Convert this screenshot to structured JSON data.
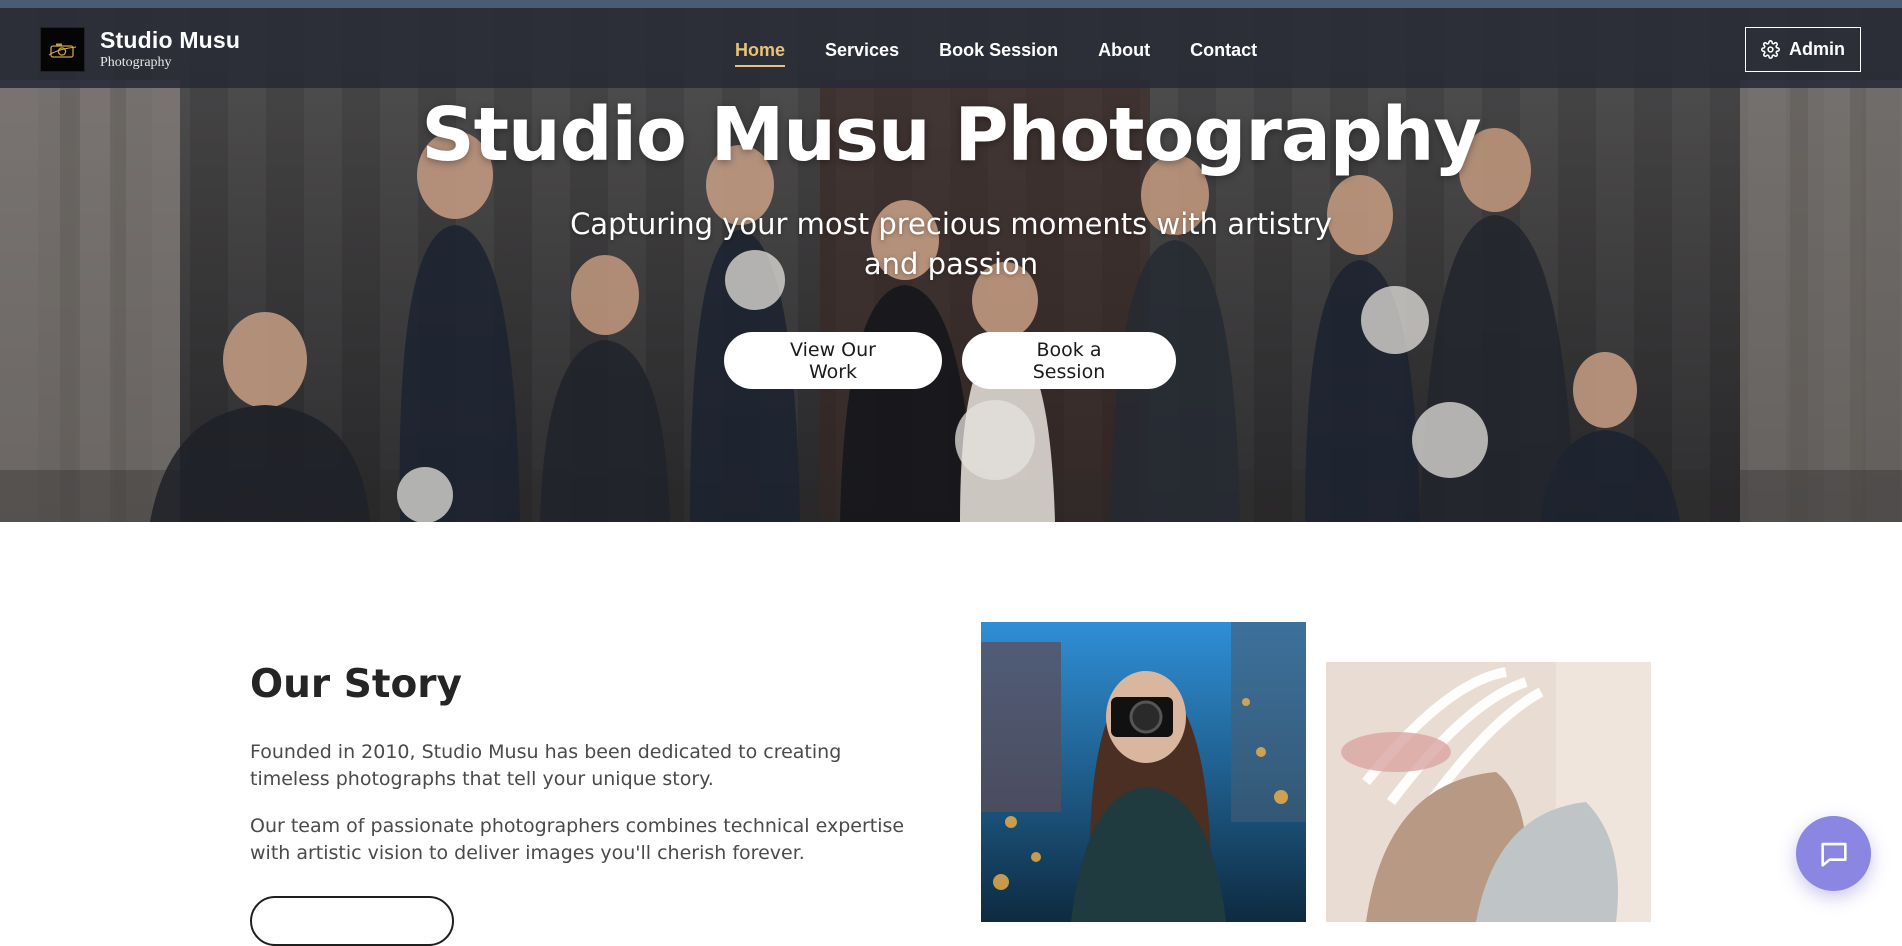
{
  "brand": {
    "name": "Studio Musu",
    "subtitle": "Photography"
  },
  "nav": {
    "links": [
      "Home",
      "Services",
      "Book Session",
      "About",
      "Contact"
    ],
    "active": "Home",
    "admin_label": "Admin"
  },
  "hero": {
    "title": "Studio Musu Photography",
    "subtitle": "Capturing your most precious moments with artistry and passion",
    "primary_button": "View Our Work",
    "secondary_button": "Book a Session"
  },
  "story": {
    "title": "Our Story",
    "paragraphs": [
      "Founded in 2010, Studio Musu has been dedicated to creating timeless photographs that tell your unique story.",
      "Our team of passionate photographers combines technical expertise with artistic vision to deliver images you'll cherish forever."
    ]
  },
  "colors": {
    "accent": "#e7c27d",
    "chat_bubble": "#8b86e2",
    "navbar": "#262a34",
    "text_dark": "#252525"
  },
  "icons": {
    "admin": "gear-icon",
    "chat": "chat-bubble-icon"
  }
}
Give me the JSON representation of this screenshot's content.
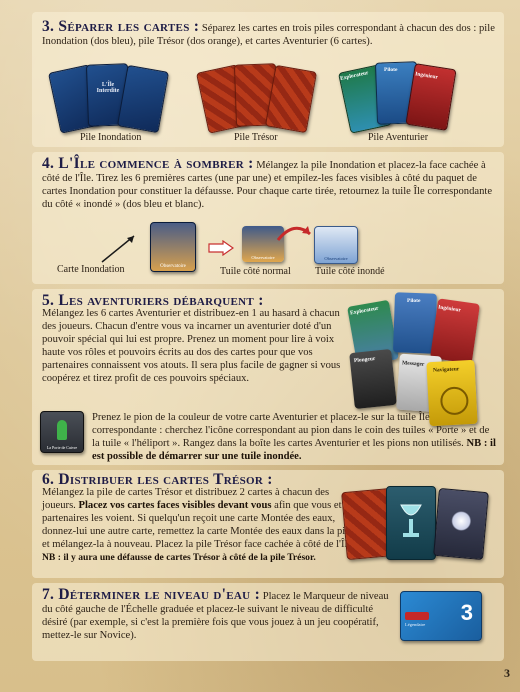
{
  "sections": {
    "s3": {
      "title": "3. Séparer les cartes :",
      "text": "Séparez les cartes en trois piles correspondant à chacun des dos : pile Inondation (dos bleu), pile Trésor (dos orange), et cartes Aventurier (6 cartes).",
      "pile_inondation": "Pile Inondation",
      "pile_tresor": "Pile Trésor",
      "pile_aventurier": "Pile Aventurier"
    },
    "s4": {
      "title": "4. L'Île commence à sombrer :",
      "text": "Mélangez la pile Inondation et placez-la face cachée à côté de l'Île. Tirez les 6 premières cartes (une par une) et empilez-les faces visibles à côté du paquet de cartes Inondation pour constituer la défausse. Pour chaque carte tirée, retournez la tuile Île correspondante du côté « inondé » (dos bleu et blanc).",
      "carte_inondation": "Carte Inondation",
      "tuile_normal": "Tuile côté normal",
      "tuile_inonde": "Tuile côté inondé"
    },
    "s5": {
      "title": "5. Les aventuriers débarquent :",
      "text": "Mélangez les 6 cartes Aventurier et distribuez-en 1 au hasard à chacun des joueurs. Chacun d'entre vous va incarner un aventurier doté d'un pouvoir spécial qui lui est propre. Prenez un moment pour lire à voix haute vos rôles et pouvoirs écrits au dos des cartes pour que vos partenaires connaissent vos atouts. Il sera plus facile de gagner si vous coopérez et tirez profit de ces pouvoirs spéciaux.",
      "text2_plain": "Prenez le pion de la couleur de votre carte Aventurier et placez-le sur la tuile Île correspondante : cherchez l'icône correspondant au pion dans le coin des tuiles « Porte » et de la tuile « l'héliport ». Rangez dans la boîte les cartes Aventurier et les pions non utilisés. ",
      "text2_bold": "NB : il est possible de démarrer sur une tuile inondée."
    },
    "s6": {
      "title": "6. Distribuer les cartes Trésor :",
      "text_a": "Mélangez la pile de cartes Trésor et distribuez 2 cartes à chacun des joueurs. ",
      "text_bold": "Placez vos cartes faces visibles devant vous",
      "text_b": " afin que vous et vos partenaires les voient. Si quelqu'un reçoit une carte Montée des eaux, donnez-lui une autre carte, remettez la carte Montée des eaux dans la pile et mélangez-la à nouveau. Placez la pile Trésor face cachée à côté de l'Île.",
      "nb": "NB : il y aura une défausse de cartes Trésor à côté de la pile Trésor."
    },
    "s7": {
      "title": "7. Déterminer le niveau d'eau :",
      "text": "Placez le Marqueur de niveau du côté gauche de l'Échelle graduée et placez-le suivant le niveau de difficulté désiré (par exemple, si c'est la première fois que vous jouez à un jeu coopératif, mettez-le sur Novice).",
      "level": "3",
      "marker_label": "Légendaire"
    }
  },
  "card_texts": {
    "ile_interdite": "L'Île Interdite",
    "explorateur": "Explorateur",
    "pilote": "Pilote",
    "ingenieur": "Ingénieur",
    "plongeur": "Plongeur",
    "messager": "Messager",
    "navigateur": "Navigateur",
    "tile_name": "Observatoire",
    "pawn_tile": "La Porte de Cuivre"
  },
  "page_number": "3",
  "colors": {
    "title": "#1e1c46",
    "flood_blue": "#1b3f78",
    "treasure_orange": "#b33617"
  }
}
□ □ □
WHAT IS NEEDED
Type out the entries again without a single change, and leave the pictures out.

ANSWER FOR THIS EXERCISE
Convert this screenshot to structured JSON data.
{
  "brand": {
    "name": "Studio Musu",
    "subtitle": "Photography"
  },
  "nav": {
    "links": [
      "Home",
      "Services",
      "Book Session",
      "About",
      "Contact"
    ],
    "active": "Home",
    "admin_label": "Admin"
  },
  "hero": {
    "title": "Studio Musu Photography",
    "subtitle": "Capturing your most precious moments with artistry and passion",
    "primary_button": "View Our Work",
    "secondary_button": "Book a Session"
  },
  "story": {
    "title": "Our Story",
    "paragraphs": [
      "Founded in 2010, Studio Musu has been dedicated to creating timeless photographs that tell your unique story.",
      "Our team of passionate photographers combines technical expertise with artistic vision to deliver images you'll cherish forever."
    ]
  },
  "colors": {
    "accent": "#e7c27d",
    "chat_bubble": "#8b86e2",
    "navbar": "#262a34",
    "text_dark": "#252525"
  },
  "icons": {
    "admin": "gear-icon",
    "chat": "chat-bubble-icon"
  }
}
Give me the JSON representation of this screenshot's content.
{
  "sections": {
    "s3": {
      "title": "3. Séparer les cartes :",
      "text": "Séparez les cartes en trois piles correspondant à chacun des dos : pile Inondation (dos bleu), pile Trésor (dos orange), et cartes Aventurier (6 cartes).",
      "pile_inondation": "Pile Inondation",
      "pile_tresor": "Pile Trésor",
      "pile_aventurier": "Pile Aventurier"
    },
    "s4": {
      "title": "4. L'Île commence à sombrer :",
      "text": "Mélangez la pile Inondation et placez-la face cachée à côté de l'Île. Tirez les 6 premières cartes (une par une) et empilez-les faces visibles à côté du paquet de cartes Inondation pour constituer la défausse. Pour chaque carte tirée, retournez la tuile Île correspondante du côté « inondé » (dos bleu et blanc).",
      "carte_inondation": "Carte Inondation",
      "tuile_normal": "Tuile côté normal",
      "tuile_inonde": "Tuile côté inondé"
    },
    "s5": {
      "title": "5. Les aventuriers débarquent :",
      "text": "Mélangez les 6 cartes Aventurier et distribuez-en 1 au hasard à chacun des joueurs. Chacun d'entre vous va incarner un aventurier doté d'un pouvoir spécial qui lui est propre. Prenez un moment pour lire à voix haute vos rôles et pouvoirs écrits au dos des cartes pour que vos partenaires connaissent vos atouts. Il sera plus facile de gagner si vous coopérez et tirez profit de ces pouvoirs spéciaux.",
      "text2_plain": "Prenez le pion de la couleur de votre carte Aventurier et placez-le sur la tuile Île correspondante : cherchez l'icône correspondant au pion dans le coin des tuiles « Porte » et de la tuile « l'héliport ». Rangez dans la boîte les cartes Aventurier et les pions non utilisés. ",
      "text2_bold": "NB : il est possible de démarrer sur une tuile inondée."
    },
    "s6": {
      "title": "6. Distribuer les cartes Trésor :",
      "text_a": "Mélangez la pile de cartes Trésor et distribuez 2 cartes à chacun des joueurs. ",
      "text_bold": "Placez vos cartes faces visibles devant vous",
      "text_b": " afin que vous et vos partenaires les voient. Si quelqu'un reçoit une carte Montée des eaux, donnez-lui une autre carte, remettez la carte Montée des eaux dans la pile et mélangez-la à nouveau. Placez la pile Trésor face cachée à côté de l'Île.",
      "nb": "NB : il y aura une défausse de cartes Trésor à côté de la pile Trésor."
    },
    "s7": {
      "title": "7. Déterminer le niveau d'eau :",
      "text": "Placez le Marqueur de niveau du côté gauche de l'Échelle graduée et placez-le suivant le niveau de difficulté désiré (par exemple, si c'est la première fois que vous jouez à un jeu coopératif, mettez-le sur Novice).",
      "level": "3",
      "marker_label": "Légendaire"
    }
  },
  "card_texts": {
    "ile_interdite": "L'Île Interdite",
    "explorateur": "Explorateur",
    "pilote": "Pilote",
    "ingenieur": "Ingénieur",
    "plongeur": "Plongeur",
    "messager": "Messager",
    "navigateur": "Navigateur",
    "tile_name": "Observatoire",
    "pawn_tile": "La Porte de Cuivre"
  },
  "page_number": "3",
  "colors": {
    "title": "#1e1c46",
    "flood_blue": "#1b3f78",
    "treasure_orange": "#b33617"
  }
}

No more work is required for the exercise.